If your main concern is some flattening and volume loss around the eyes and in the mouth and marionette lines, called facial lipo-atrophy, then a marvelous improvement of volume that is the most long lasting is the use of autologous (your own) fat transfer. This minor surgical procedure harvests fat and stem cells and allow for a high rate of "take," namely about 90% of the fat cell volume seen clinically at 3 months after transfer is seen in the 1 year and 5 year follow-up. It would be a wonderful measure in improving the features I've seen depicted in these photos. Other fillers have some of the benefits, but nothing beats structural fat! The short answer is that volume has a reasonable effect of elevating the laxity seen and alleviating most of the midface and lower facial laxity. The younger and more elastic the better. But will it be enough to satisfy your goals? That requires our careful discussion not appropriate for this forum.
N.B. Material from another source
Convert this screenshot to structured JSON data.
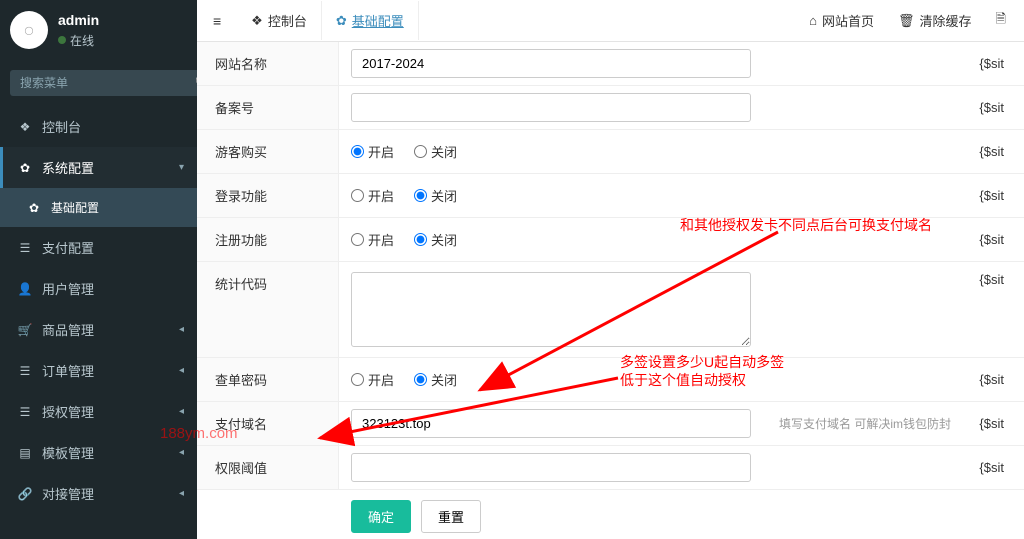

That leaves the decision about taking the loose skin and marionette lines and having a mini-face lift effect easily seen when you pull your face in the mirror each morning and night at your bathroom mirror. There is no substitute for asking you if that makes you happy. If it does, then simply acknowledge that the cards you have been dealt (vis a vis your mother's heritage is manifesting in you) will give you a better look and make you feel great when you look in the mirror if you have a facial rejuvenation! A mini face lift will solve most or all of the problems you've identified, the ones I have enumerated and won't leave you guessing about the outcome while you heal.
Of course this answer doesn't have the benefit of seeing you or discussing your particular circumstances that allow me to make other recommendations that fit your goals, recovery needs and budget. That is what the consultation process is for, to tailor your goals in the context of my expertise.
These answers are for educational purposes and should not be relied upon as a substitute for medical advice you may receive from your physician. If you have a medical emergency, please call 911. These answers do not constitute or initiate a patient/doctor relationship.